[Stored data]
________________________________________

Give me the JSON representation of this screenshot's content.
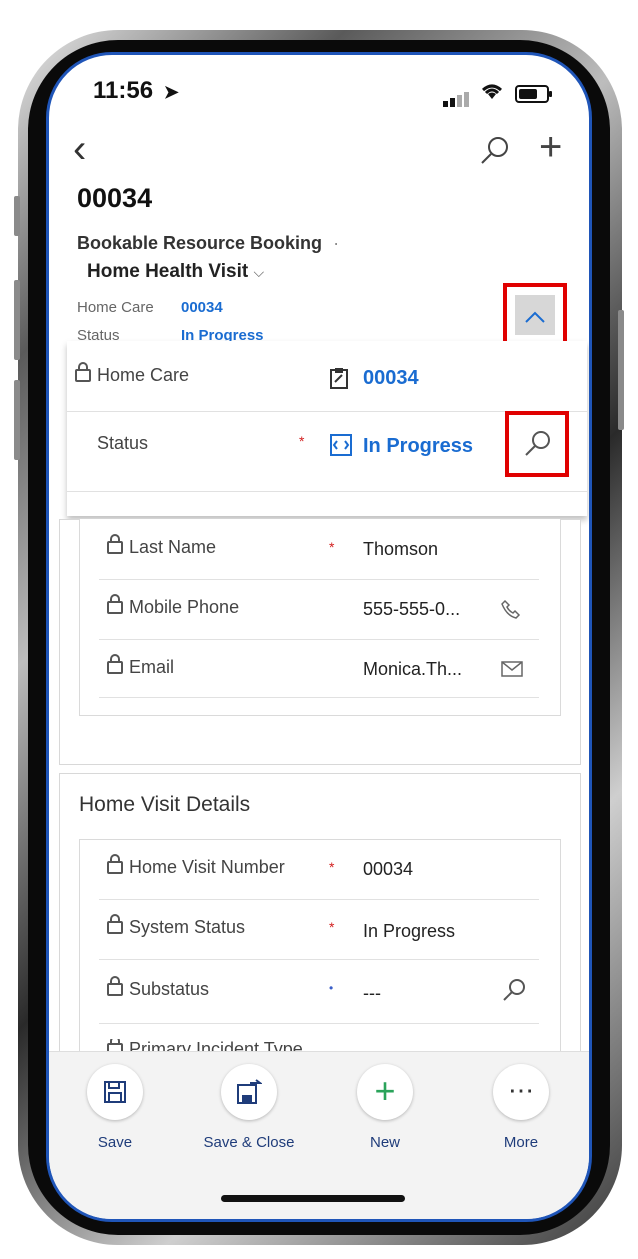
{
  "statusbar": {
    "time": "11:56",
    "location_glyph": "➤"
  },
  "nav": {
    "back_glyph": "‹",
    "plus_glyph": "+"
  },
  "record": {
    "title": "00034",
    "entity": "Bookable Resource Booking",
    "entity_sep": "·",
    "form_name": "Home Health Visit",
    "form_chevron": "⌵"
  },
  "header_fields": [
    {
      "label": "Home Care",
      "value": "00034"
    },
    {
      "label": "Status",
      "value": "In Progress"
    }
  ],
  "flyout": {
    "home_care_label": "Home Care",
    "home_care_value": "00034",
    "status_label": "Status",
    "status_required": "*",
    "status_value": "In Progress"
  },
  "contact_card": {
    "rows": [
      {
        "label": "Last Name",
        "required": "*",
        "value": "Thomson"
      },
      {
        "label": "Mobile Phone",
        "required": "",
        "value": "555-555-0..."
      },
      {
        "label": "Email",
        "required": "",
        "value": "Monica.Th..."
      }
    ]
  },
  "visit_section": {
    "title": "Home Visit Details",
    "rows": [
      {
        "label": "Home Visit Number",
        "required": "*",
        "value": "00034"
      },
      {
        "label": "System Status",
        "required": "*",
        "value": "In Progress"
      },
      {
        "label": "Substatus",
        "required": "•",
        "value": "---"
      },
      {
        "label": "Primary Incident Type",
        "required": "",
        "value": ""
      }
    ]
  },
  "footer": {
    "save": "Save",
    "save_close": "Save & Close",
    "new": "New",
    "more": "More",
    "more_glyph": "⋯",
    "new_glyph": "+"
  },
  "colors": {
    "accent": "#1a6cd1",
    "highlight_border": "#e00000",
    "required": "#d21e1e"
  }
}
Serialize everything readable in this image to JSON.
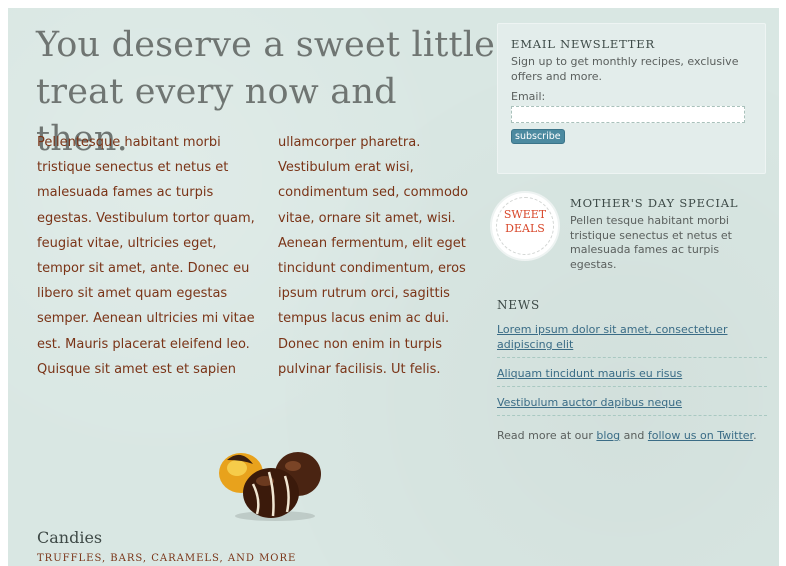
{
  "main": {
    "headline": "You deserve a sweet little treat every now and then.",
    "col1": "Pellentesque habitant morbi tristique senectus et netus et malesuada fames ac turpis egestas. Vestibulum tortor quam, feugiat vitae, ultricies eget, tempor sit amet, ante. Donec eu libero sit amet quam egestas semper. Aenean ultricies mi vitae est. Mauris placerat eleifend leo. Quisque sit amet est et sapien",
    "col2": "ullamcorper pharetra. Vestibulum erat wisi, condimentum sed, commodo vitae, ornare sit amet, wisi. Aenean fermentum, elit eget tincidunt condimentum, eros ipsum rutrum orci, sagittis tempus lacus enim ac dui. Donec non enim in turpis pulvinar facilisis. Ut felis."
  },
  "candies": {
    "title": "Candies",
    "subtitle": "TRUFFLES, BARS, CARAMELS, AND MORE"
  },
  "newsletter": {
    "title": "EMAIL NEWSLETTER",
    "description": "Sign up to get monthly recipes, exclusive offers and more.",
    "email_label": "Email:",
    "email_value": "",
    "email_placeholder": "",
    "button_label": "subscribe"
  },
  "special": {
    "badge_line1": "SWEET",
    "badge_line2": "DEALS",
    "title": "MOTHER'S DAY SPECIAL",
    "description": "Pellen tesque habitant morbi tristique senectus et netus et malesuada fames ac turpis egestas."
  },
  "news": {
    "title": "NEWS",
    "items": [
      "Lorem ipsum dolor sit amet, consectetuer adipiscing elit",
      "Aliquam tincidunt mauris eu risus",
      "Vestibulum auctor dapibus neque"
    ],
    "readmore_prefix": "Read more at our ",
    "blog_link": "blog",
    "readmore_and": " and ",
    "twitter_link": "follow us on Twitter",
    "readmore_suffix": "."
  },
  "colors": {
    "background": "#d9e7e3",
    "body_text": "#7a3417",
    "link": "#3a6c86",
    "badge_text": "#d8472a",
    "button": "#4c8aa0"
  }
}
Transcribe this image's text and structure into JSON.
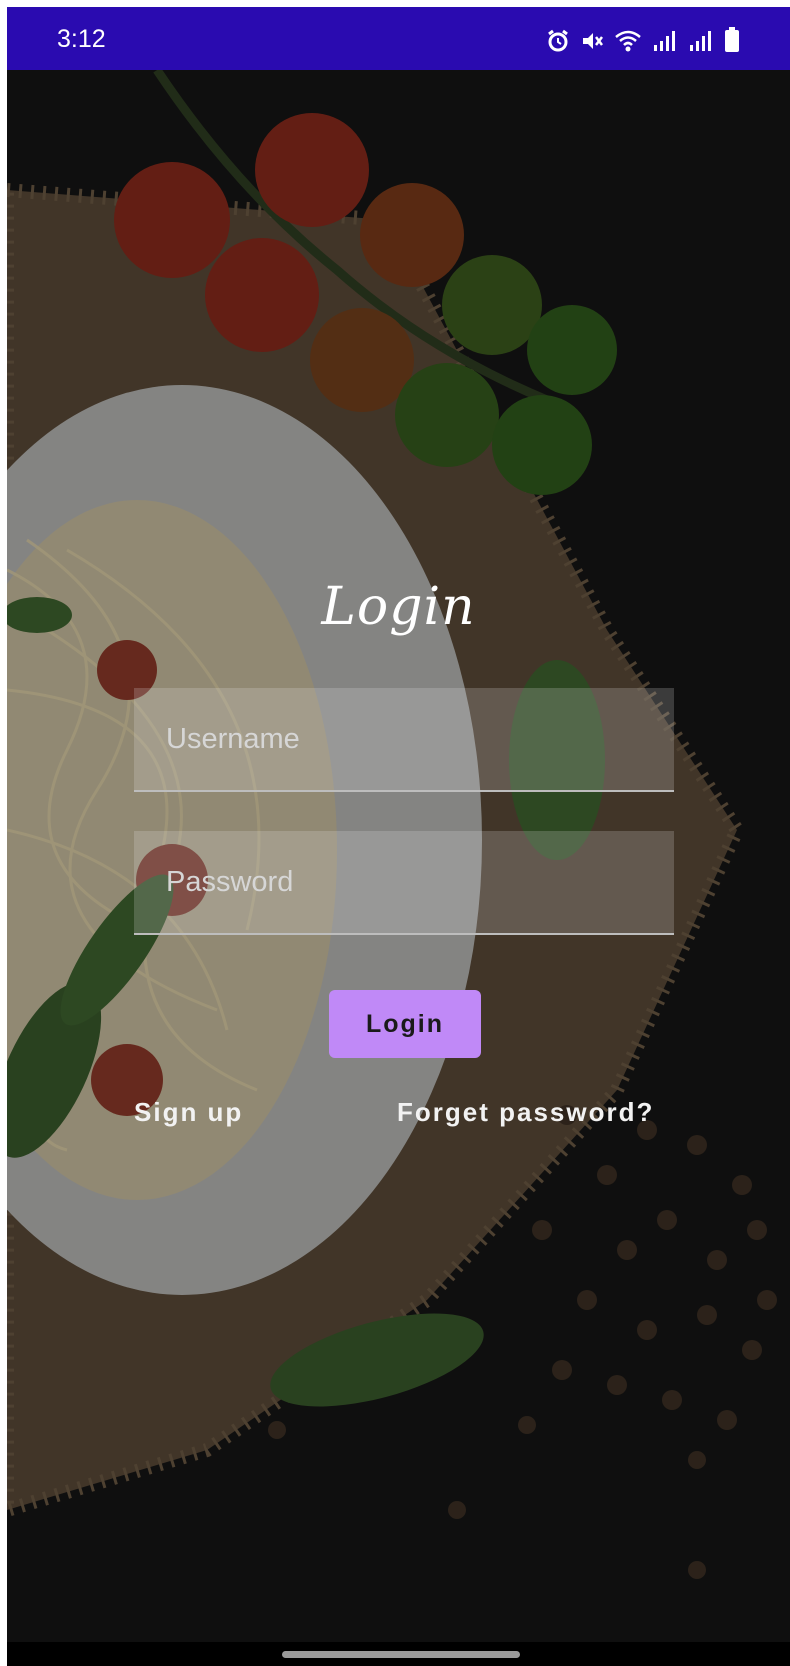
{
  "status_bar": {
    "time": "3:12",
    "icons": [
      "alarm-icon",
      "mute-icon",
      "wifi-icon",
      "signal-icon",
      "signal-icon",
      "battery-icon"
    ]
  },
  "login": {
    "title": "Login",
    "username_placeholder": "Username",
    "password_placeholder": "Password",
    "login_button": "Login",
    "sign_up": "Sign up",
    "forget_password": "Forget password?"
  },
  "colors": {
    "status_bar": "#2a0bb0",
    "background": "#151515",
    "button": "#c089f7"
  }
}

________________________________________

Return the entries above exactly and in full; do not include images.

Give me the JSON representation of this screenshot's content.
{
  "statusbar": {
    "time": "11:56",
    "location_glyph": "➤"
  },
  "nav": {
    "back_glyph": "‹",
    "plus_glyph": "+"
  },
  "record": {
    "title": "00034",
    "entity": "Bookable Resource Booking",
    "entity_sep": "·",
    "form_name": "Home Health Visit",
    "form_chevron": "⌵"
  },
  "header_fields": [
    {
      "label": "Home Care",
      "value": "00034"
    },
    {
      "label": "Status",
      "value": "In Progress"
    }
  ],
  "flyout": {
    "home_care_label": "Home Care",
    "home_care_value": "00034",
    "status_label": "Status",
    "status_required": "*",
    "status_value": "In Progress"
  },
  "contact_card": {
    "rows": [
      {
        "label": "Last Name",
        "required": "*",
        "value": "Thomson"
      },
      {
        "label": "Mobile Phone",
        "required": "",
        "value": "555-555-0..."
      },
      {
        "label": "Email",
        "required": "",
        "value": "Monica.Th..."
      }
    ]
  },
  "visit_section": {
    "title": "Home Visit Details",
    "rows": [
      {
        "label": "Home Visit Number",
        "required": "*",
        "value": "00034"
      },
      {
        "label": "System Status",
        "required": "*",
        "value": "In Progress"
      },
      {
        "label": "Substatus",
        "required": "•",
        "value": "---"
      },
      {
        "label": "Primary Incident Type",
        "required": "",
        "value": ""
      }
    ]
  },
  "footer": {
    "save": "Save",
    "save_close": "Save & Close",
    "new": "New",
    "more": "More",
    "more_glyph": "⋯",
    "new_glyph": "+"
  },
  "colors": {
    "accent": "#1a6cd1",
    "highlight_border": "#e00000",
    "required": "#d21e1e"
  }
}
Serialize everything readable in this image to JSON.
{
  "main": {
    "headline": "You deserve a sweet little treat every now and then.",
    "col1": "Pellentesque habitant morbi tristique senectus et netus et malesuada fames ac turpis egestas. Vestibulum tortor quam, feugiat vitae, ultricies eget, tempor sit amet, ante. Donec eu libero sit amet quam egestas semper. Aenean ultricies mi vitae est. Mauris placerat eleifend leo. Quisque sit amet est et sapien",
    "col2": "ullamcorper pharetra. Vestibulum erat wisi, condimentum sed, commodo vitae, ornare sit amet, wisi. Aenean fermentum, elit eget tincidunt condimentum, eros ipsum rutrum orci, sagittis tempus lacus enim ac dui. Donec non enim in turpis pulvinar facilisis. Ut felis."
  },
  "candies": {
    "title": "Candies",
    "subtitle": "TRUFFLES, BARS, CARAMELS, AND MORE"
  },
  "newsletter": {
    "title": "EMAIL NEWSLETTER",
    "description": "Sign up to get monthly recipes, exclusive offers and more.",
    "email_label": "Email:",
    "email_value": "",
    "email_placeholder": "",
    "button_label": "subscribe"
  },
  "special": {
    "badge_line1": "SWEET",
    "badge_line2": "DEALS",
    "title": "MOTHER'S DAY SPECIAL",
    "description": "Pellen tesque habitant morbi tristique senectus et netus et malesuada fames ac turpis egestas."
  },
  "news": {
    "title": "NEWS",
    "items": [
      "Lorem ipsum dolor sit amet, consectetuer adipiscing elit",
      "Aliquam tincidunt mauris eu risus",
      "Vestibulum auctor dapibus neque"
    ],
    "readmore_prefix": "Read more at our ",
    "blog_link": "blog",
    "readmore_and": " and ",
    "twitter_link": "follow us on Twitter",
    "readmore_suffix": "."
  },
  "colors": {
    "background": "#d9e7e3",
    "body_text": "#7a3417",
    "link": "#3a6c86",
    "badge_text": "#d8472a",
    "button": "#4c8aa0"
  }
}
Transcribe this image's text and structure into JSON.
{
  "status_bar": {
    "time": "3:12",
    "icons": [
      "alarm-icon",
      "mute-icon",
      "wifi-icon",
      "signal-icon",
      "signal-icon",
      "battery-icon"
    ]
  },
  "login": {
    "title": "Login",
    "username_placeholder": "Username",
    "password_placeholder": "Password",
    "login_button": "Login",
    "sign_up": "Sign up",
    "forget_password": "Forget password?"
  },
  "colors": {
    "status_bar": "#2a0bb0",
    "background": "#151515",
    "button": "#c089f7"
  }
}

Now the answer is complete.